Your task is to output the entries below word for word.
*** Opening Records shown ***
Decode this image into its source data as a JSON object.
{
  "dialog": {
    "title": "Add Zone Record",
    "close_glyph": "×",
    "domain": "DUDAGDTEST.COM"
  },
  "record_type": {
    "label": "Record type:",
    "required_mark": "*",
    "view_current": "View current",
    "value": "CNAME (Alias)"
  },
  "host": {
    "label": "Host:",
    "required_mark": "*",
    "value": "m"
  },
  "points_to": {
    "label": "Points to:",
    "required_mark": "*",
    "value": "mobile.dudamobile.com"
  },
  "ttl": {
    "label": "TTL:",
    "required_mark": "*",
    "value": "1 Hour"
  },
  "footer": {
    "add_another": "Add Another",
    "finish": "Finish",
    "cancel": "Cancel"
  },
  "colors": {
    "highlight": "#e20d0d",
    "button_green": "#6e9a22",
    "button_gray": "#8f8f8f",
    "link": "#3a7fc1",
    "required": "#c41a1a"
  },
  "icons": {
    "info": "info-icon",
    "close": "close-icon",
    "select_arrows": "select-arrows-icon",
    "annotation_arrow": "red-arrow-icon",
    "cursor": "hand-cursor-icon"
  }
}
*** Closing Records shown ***
- _Finished exercise_
Decode this image into its source data as a JSON object.
{
  "dialog": {
    "title": "Add Zone Record",
    "close_glyph": "×",
    "domain": "DUDAGDTEST.COM"
  },
  "record_type": {
    "label": "Record type:",
    "required_mark": "*",
    "view_current": "View current",
    "value": "CNAME (Alias)"
  },
  "host": {
    "label": "Host:",
    "required_mark": "*",
    "value": "m"
  },
  "points_to": {
    "label": "Points to:",
    "required_mark": "*",
    "value": "mobile.dudamobile.com"
  },
  "ttl": {
    "label": "TTL:",
    "required_mark": "*",
    "value": "1 Hour"
  },
  "footer": {
    "add_another": "Add Another",
    "finish": "Finish",
    "cancel": "Cancel"
  },
  "colors": {
    "highlight": "#e20d0d",
    "button_green": "#6e9a22",
    "button_gray": "#8f8f8f",
    "link": "#3a7fc1",
    "required": "#c41a1a"
  },
  "icons": {
    "info": "info-icon",
    "close": "close-icon",
    "select_arrows": "select-arrows-icon",
    "annotation_arrow": "red-arrow-icon",
    "cursor": "hand-cursor-icon"
  }
}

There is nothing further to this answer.